Click the menu and go to CPU. Increase the limit of CPU Maximum Frequency and CPU Minimum frequency. DO not increase to a very high value, try one step raise at a time and check if the device is responding properly.
You can also change CPU Governor setting to performance.
Underclocking the CPU will save some battery for your device. SO to underclock, just decrease the frequencies below the default values.
You can do a lot more things with kernel mod apps, for eg- low memory killer, modify build.prop, modify/create init.d, virtual memory setting, I/O scheduler, Srgb mode etc. I will discuss these in some other article.
6.) Install Busybox
Busybox is a set of library files, which installs in the system directory. This is important as some apps require busybox to run, eg- Titanium Backup.
7.) Install Greenify
Greenify is one of the best options available if you want to save battery or data consumed by apps running in the background. Greenify hibernates the apps after the screen goes off or you can manually hibernate them even if the screen is on.
8.) Flash(Install) Mods
Now flash recovery by writing the following command
fastboot flash recovery twrp.img
- AKT profiles (battery saving and performance)
- Viper for Android (Sound mod)
- Pixel Mod (pixel icons and colors)
- Camera mods (device specific)
- Magisk (undetectable root)
- Emoji mods
- animations mods etc..
9.) Flash Custom ROM
Ability to use custom ROMs is best part of having an android device. Custom ROMs are rich in features, battery backup and have better performance too. It also helps you use the latest version of android in your subsequently older devices, which are not getting updates from the OEMs. For eg- Nexus 4 ( device from 2012 ) recently got Android 8 (Oreo) custom ROM.
Flashing a ROM is same as flashing a Mod, download the zip file and flash it via the recovery. Go through the instructions on the ROM thread. The most general steps involved in flashing a ROM are
- backup your current ROM
- wipe system and cache

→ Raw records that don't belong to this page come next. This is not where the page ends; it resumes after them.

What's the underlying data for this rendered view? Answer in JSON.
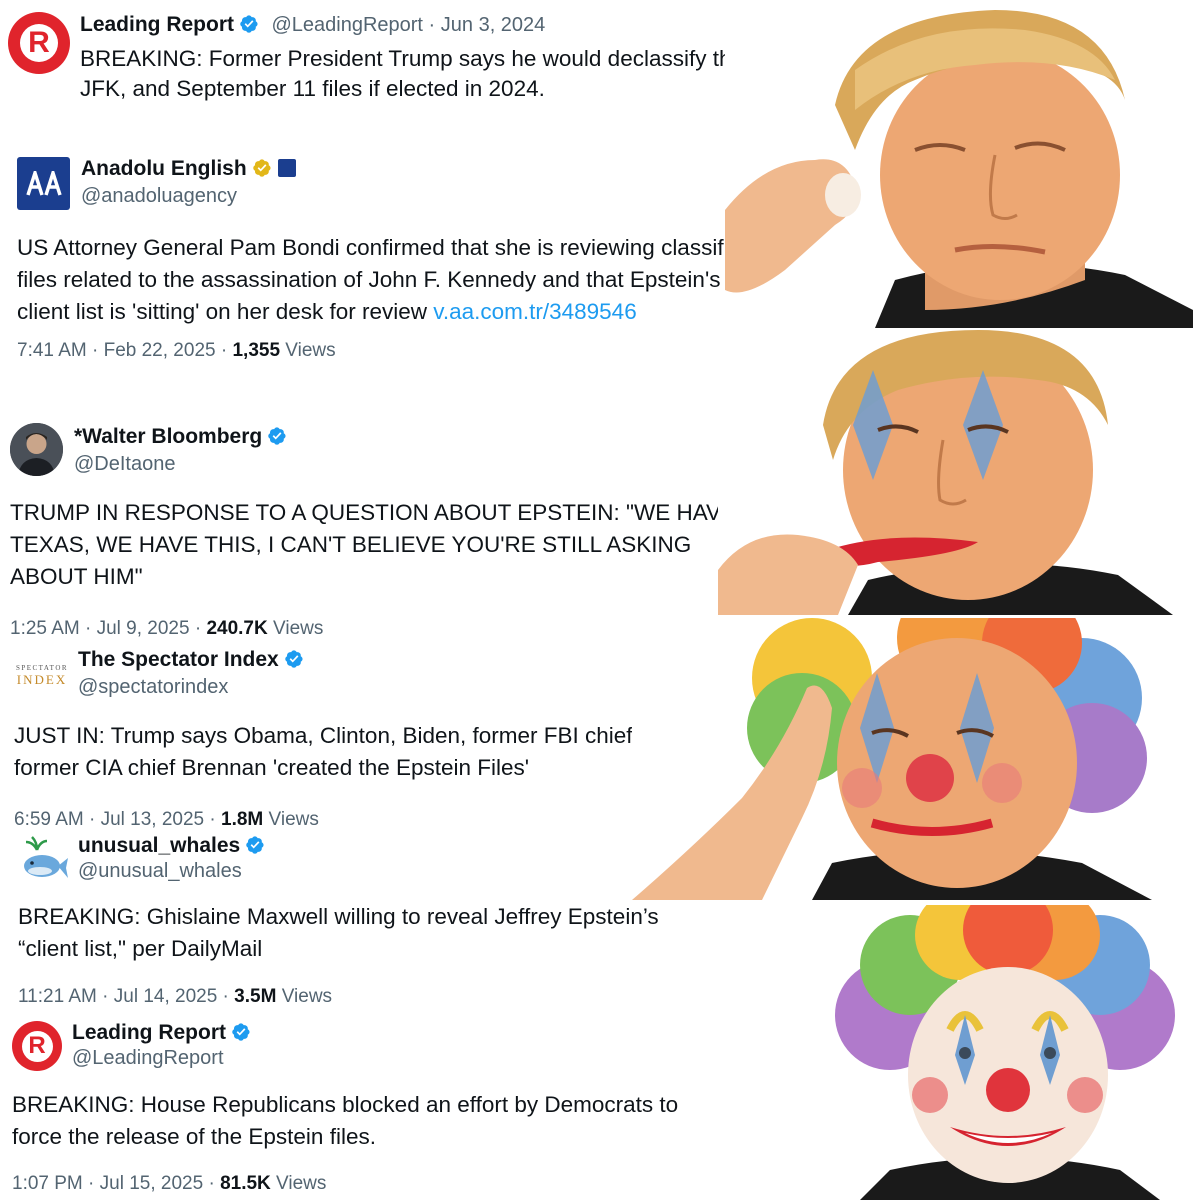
{
  "tweets": [
    {
      "name": "Leading Report",
      "handle": "@LeadingReport",
      "date": "Jun 3, 2024",
      "text": "BREAKING: Former President Trump says he would declassify the Epstein, JFK, and September 11 files if elected in 2024."
    },
    {
      "name": "Anadolu English",
      "handle": "@anadoluagency",
      "text": "US Attorney General Pam Bondi confirmed that she is reviewing classified files related to the assassination of John F. Kennedy and that Epstein's client list is 'sitting' on her desk for review ",
      "link": "v.aa.com.tr/3489546",
      "time": "7:41 AM · Feb 22, 2025 · ",
      "views": "1,355",
      "views_label": "Views"
    },
    {
      "name": "*Walter Bloomberg",
      "handle": "@DeItaone",
      "text": "TRUMP IN RESPONSE TO A QUESTION ABOUT EPSTEIN: \"WE HAVE TEXAS, WE HAVE THIS, I CAN'T BELIEVE YOU'RE STILL ASKING ABOUT HIM\"",
      "time": "1:25 AM · Jul 9, 2025 · ",
      "views": "240.7K",
      "views_label": "Views"
    },
    {
      "name": "The Spectator Index",
      "handle": "@spectatorindex",
      "text": "JUST IN: Trump says Obama, Clinton, Biden, former FBI chief Comey and former CIA chief Brennan 'created the Epstein Files'",
      "time": "6:59 AM · Jul 13, 2025 · ",
      "views": "1.8M",
      "views_label": "Views",
      "avatar_top": "SPECTATOR",
      "avatar_bottom": "INDEX"
    },
    {
      "name": "unusual_whales",
      "handle": "@unusual_whales",
      "text": "BREAKING: Ghislaine Maxwell willing to reveal Jeffrey Epstein’s “client list,\" per DailyMail",
      "time": "11:21 AM · Jul 14, 2025 · ",
      "views": "3.5M",
      "views_label": "Views"
    },
    {
      "name": "Leading Report",
      "handle": "@LeadingReport",
      "text": "BREAKING: House Republicans blocked an effort by Democrats to force the release of the Epstein files.",
      "time": "1:07 PM · Jul 15, 2025 · ",
      "views": "81.5K",
      "views_label": "Views"
    }
  ],
  "colors": {
    "verified_blue": "#1d9bf0",
    "verified_gold": "#e2b719",
    "leading_red": "#e0242c",
    "anadolu_blue": "#1b3e8f"
  },
  "panels": [
    {
      "stage": "plain face, applying makeup sponge"
    },
    {
      "stage": "blue clown eye paint, red lipstick"
    },
    {
      "stage": "clown paint, red nose, rainbow wig"
    },
    {
      "stage": "full clown makeup and rainbow wig, smiling"
    }
  ]
}
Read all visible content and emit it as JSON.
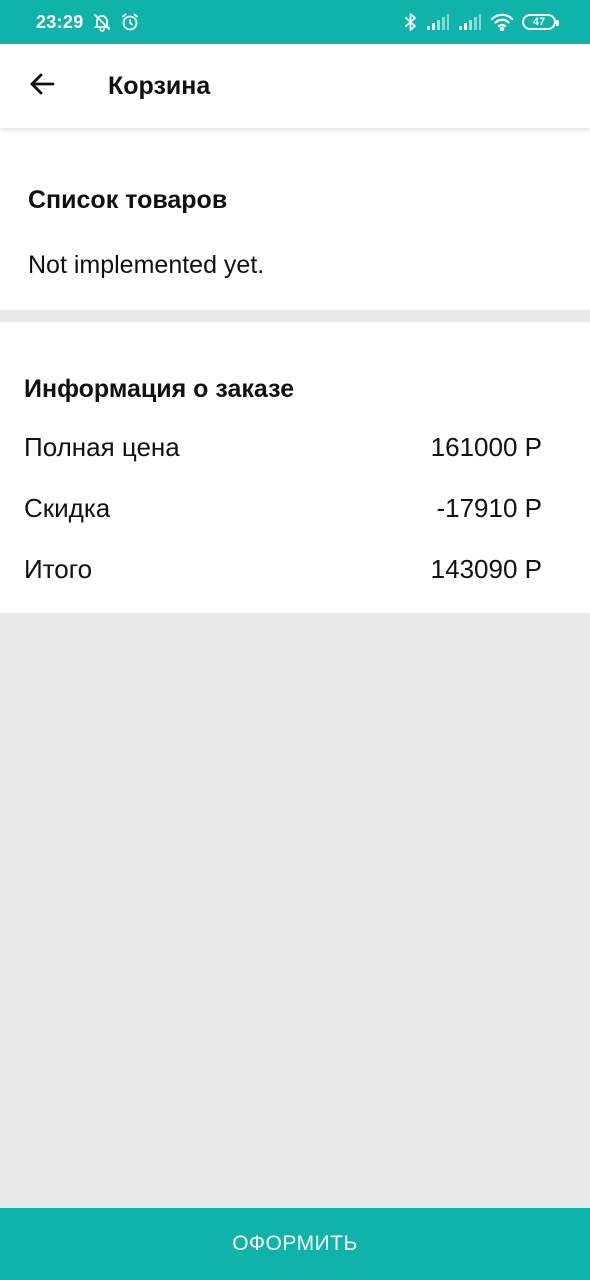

- flash rom
- flash gapps, root and any other mod
Lineage OS ( earlier known as Cyanogen Mod)
- Dirty Unicorn
- Xenon HD
- Carbon ROM
- Omni ROM
- Euphoria etc..